  • Automatic Launch: For truly hands-free configuration, the Mac should be set up to automatically log in to a specific user, and that user should have your Helix collection set to automatically open on login. (Doing these things requires that you log in to the Mac as a user with Administrative privileges.)

    To set this up, log into your Server Mac as an Administrator and open System Preferences, click on Accounts, then on Login Options and choose a user from the Automatic login popup. (screenshot)

    Then log in as that user (if you are not already), reopen System Preferences, click on Accounts, then on your user name on the left, then on Login Items on the right. Click the + below the list of items and choose a Helix collection, or drag a collection into the list. (screenshot)

    With those setting complete, the user will be logged in and the Helix collection opened automatically whenever the computer is started up.

    One last potential issue: macOS uses different rules for choosing which application to use when a file (such as a Helix collection) is opened automatically. To make sure Helix Server is the application used, Get Info on the collection icon and set the Open With popup to Helix Server. (screenshot)

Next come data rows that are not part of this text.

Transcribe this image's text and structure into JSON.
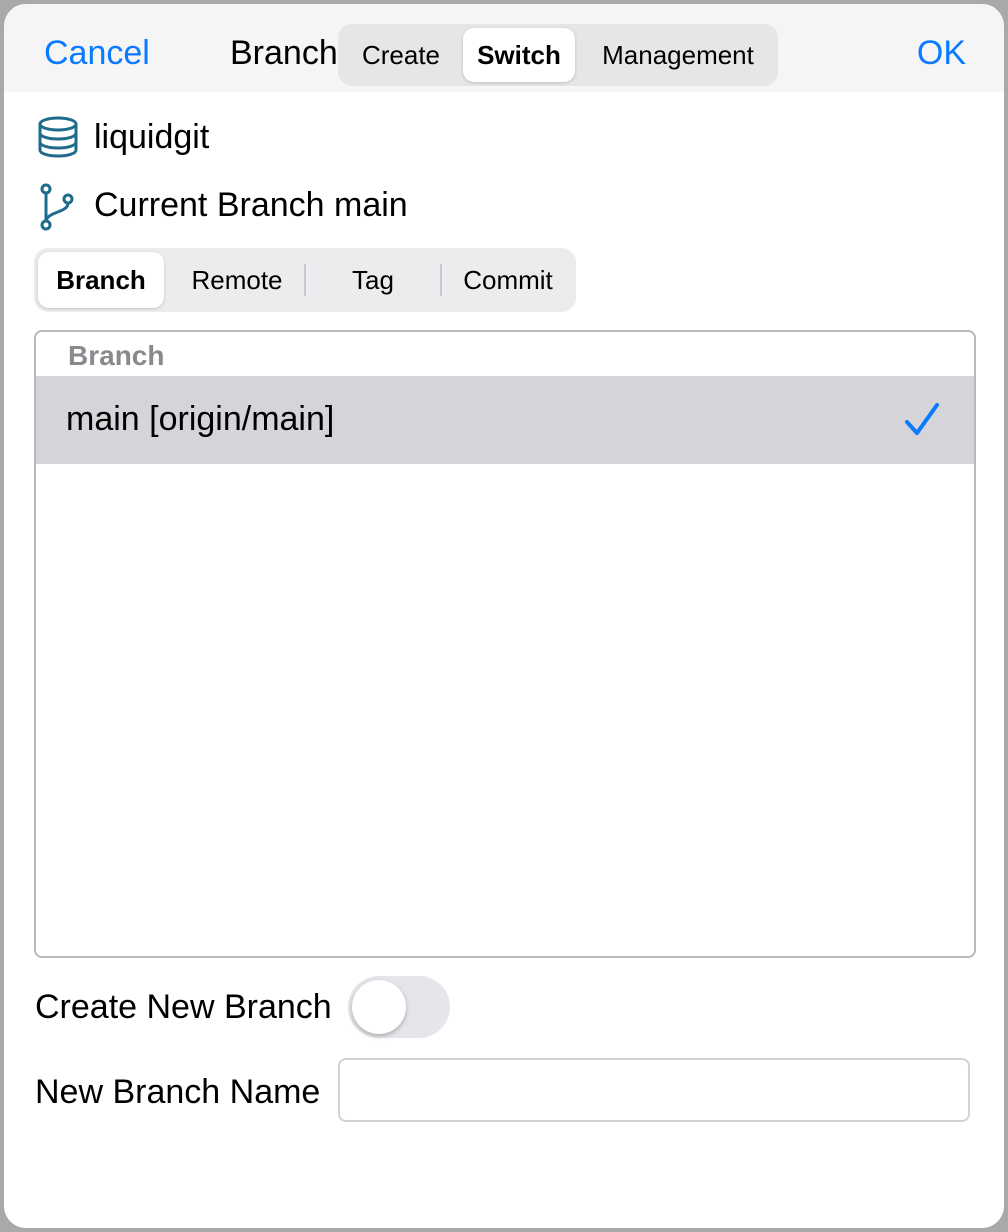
{
  "navbar": {
    "cancel_label": "Cancel",
    "title": "Branch",
    "ok_label": "OK",
    "modes": [
      "Create",
      "Switch",
      "Management"
    ],
    "active_mode": "Switch"
  },
  "repo": {
    "name": "liquidgit",
    "current_branch_text": "Current Branch main"
  },
  "ref_types": {
    "tabs": [
      "Branch",
      "Remote",
      "Tag",
      "Commit"
    ],
    "active": "Branch"
  },
  "branch_list": {
    "header": "Branch",
    "items": [
      {
        "label": "main [origin/main]",
        "selected": true
      }
    ]
  },
  "create_new": {
    "label": "Create New Branch",
    "enabled": false
  },
  "new_branch": {
    "label": "New Branch Name",
    "value": "",
    "placeholder": ""
  },
  "colors": {
    "accent": "#0a7aff",
    "icon": "#1e6b8c",
    "selected_row": "#d4d4d9"
  }
}
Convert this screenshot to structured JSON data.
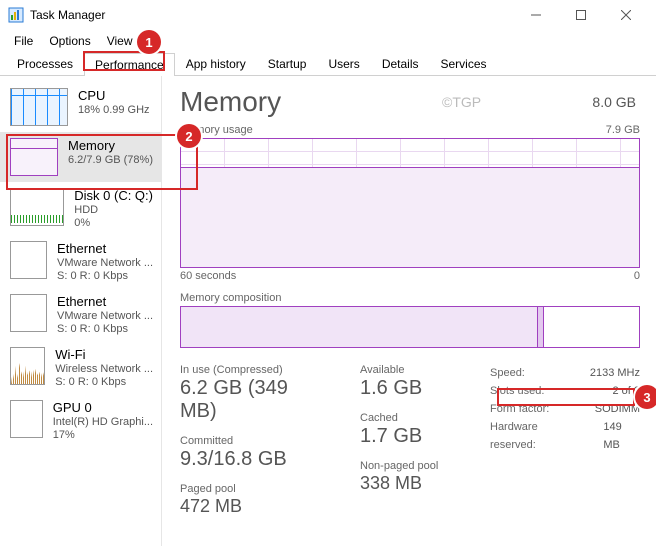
{
  "window": {
    "title": "Task Manager"
  },
  "menu": {
    "file": "File",
    "options": "Options",
    "view": "View"
  },
  "tabs": {
    "processes": "Processes",
    "performance": "Performance",
    "apphistory": "App history",
    "startup": "Startup",
    "users": "Users",
    "details": "Details",
    "services": "Services"
  },
  "sidebar": [
    {
      "title": "CPU",
      "sub1": "18%  0.99 GHz",
      "sub2": ""
    },
    {
      "title": "Memory",
      "sub1": "6.2/7.9 GB (78%)",
      "sub2": ""
    },
    {
      "title": "Disk 0 (C: Q:)",
      "sub1": "HDD",
      "sub2": "0%"
    },
    {
      "title": "Ethernet",
      "sub1": "VMware Network ...",
      "sub2": "S: 0  R: 0 Kbps"
    },
    {
      "title": "Ethernet",
      "sub1": "VMware Network ...",
      "sub2": "S: 0  R: 0 Kbps"
    },
    {
      "title": "Wi-Fi",
      "sub1": "Wireless Network ...",
      "sub2": "S: 0  R: 0 Kbps"
    },
    {
      "title": "GPU 0",
      "sub1": "Intel(R) HD Graphi...",
      "sub2": "17%"
    }
  ],
  "main": {
    "title": "Memory",
    "total": "8.0 GB",
    "watermark": "©TGP",
    "usage_label": "Memory usage",
    "usage_max": "7.9 GB",
    "axis_left": "60 seconds",
    "axis_right": "0",
    "comp_label": "Memory composition",
    "stats": {
      "in_use_lbl": "In use (Compressed)",
      "in_use_val": "6.2 GB (349 MB)",
      "available_lbl": "Available",
      "available_val": "1.6 GB",
      "committed_lbl": "Committed",
      "committed_val": "9.3/16.8 GB",
      "cached_lbl": "Cached",
      "cached_val": "1.7 GB",
      "paged_lbl": "Paged pool",
      "paged_val": "472 MB",
      "nonpaged_lbl": "Non-paged pool",
      "nonpaged_val": "338 MB"
    },
    "hw": {
      "speed_k": "Speed:",
      "speed_v": "2133 MHz",
      "slots_k": "Slots used:",
      "slots_v": "2 of 2",
      "form_k": "Form factor:",
      "form_v": "SODIMM",
      "reserved_k": "Hardware reserved:",
      "reserved_v": "149 MB"
    }
  },
  "callouts": {
    "c1": "1",
    "c2": "2",
    "c3": "3"
  },
  "chart_data": {
    "type": "area",
    "title": "Memory usage",
    "ylabel": "GB",
    "ylim": [
      0,
      7.9
    ],
    "x_span_seconds": 60,
    "series": [
      {
        "name": "In use",
        "value_gb": 6.2,
        "percent": 78
      }
    ],
    "composition": {
      "in_use_gb": 6.2,
      "total_gb": 7.9
    }
  }
}
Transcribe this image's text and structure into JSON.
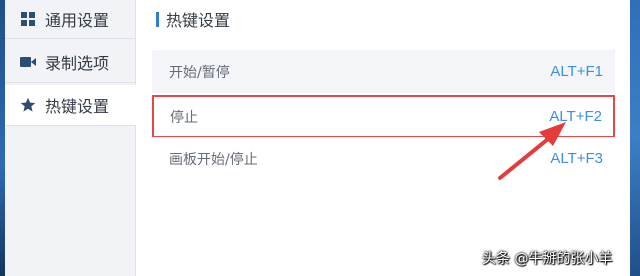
{
  "sidebar": {
    "items": [
      {
        "label": "通用设置",
        "icon": "grid-icon"
      },
      {
        "label": "录制选项",
        "icon": "video-camera-icon"
      },
      {
        "label": "热键设置",
        "icon": "star-icon",
        "selected": true
      }
    ]
  },
  "section": {
    "title": "热键设置"
  },
  "hotkeys": [
    {
      "label": "开始/暂停",
      "key": "ALT+F1"
    },
    {
      "label": "停止",
      "key": "ALT+F2",
      "highlighted": true
    },
    {
      "label": "画板开始/停止",
      "key": "ALT+F3"
    }
  ],
  "annotation": {
    "color": "#e53b3b"
  },
  "watermark": "头条 @牛掰的张小羊",
  "colors": {
    "accent": "#3e8fe0",
    "highlight_border": "#e74646",
    "sidebar_bg": "#f1f3f6"
  }
}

  • Leave it Running or Turn it Off? A question we are often asked is whether or not to leave a computer (in this case, one running Helix Server) running all the time, or to shut it down when not in use. This is a debate that could go on for years, with no ‘right’ answer. Our recommendation is to leave it running. Once you get used to the idea that your server is always available, you will enjoy not having to remember to turn it on for times when you want remote access.

    One of the underlying questions related to whether to keep a server running is that of cost. Each type of Mac consumes differing amounts of electricity, so the truly cost-conscious person should choose a Mac mini for your server. According to Apple’s published power consumption figures, you can run a “Mac mini (mid 2010)” for under $10/year. Metering our own Mac mini that runs techdb shows an electricity cost of a little under $9/year.

    If you are curious as to how much your computers (or other devices) cost to run, we recommend these handy electricity meters. They can measure consumption over a period of time, giving you an accurate figure with which to judge your equipment’s efficiency.

Network Configuration

For access to a Helix Server from outside the network (the LAN) you must configure your internet router to enable access from a wide area network (a WAN). Because of the wide variety of network configurations and routers available, it is virtually impossible to provide generic advice on how to configure your network for remote access. To ensure proper configuration, our first recommendation is that you print our TCP/IP Notes page and give it to somebody familiar with the specifics of your network. A qualified person, familiar with your specific hardware, can make certain your Helix traffic flows freely.

Many networks use private addressing, both as an economical use of IP Addresses, and for network security. Private addressing prevents connections from outside your local network from accessing specific machines, funneling external requests through a router. To accomodate this scenario, Helix (like all TCP/IP applications) communicates over a ‘port’ — a good analogy is a private extension in a business telephone system. By default, Helix uses port 10860, so for networks that rely on private addressing, the router must be configured to forward traffic on port 10860 to the machine running Helix Server. This is typically referred to as port forwarding. If network requests on port 10860 are not forwarded to your Helix Server, Helix Clients can not communicate with it.

For customers who desire assistance configuring a network router, support is available under our standard User Support plan. Please consult our Support Overview page for more pricing and details, then contact technical support for assistance.

Remote Access Notes

Sometimes when your Server is running at a remote location, you might need to be able to control that machine as though you were right in front of it. Fortunately, macOS provides many options for doing just that. A few of our favorites are discussed on our Remote Access Options page. (This information is also useful should you need to contact us for support in configuring your Server.)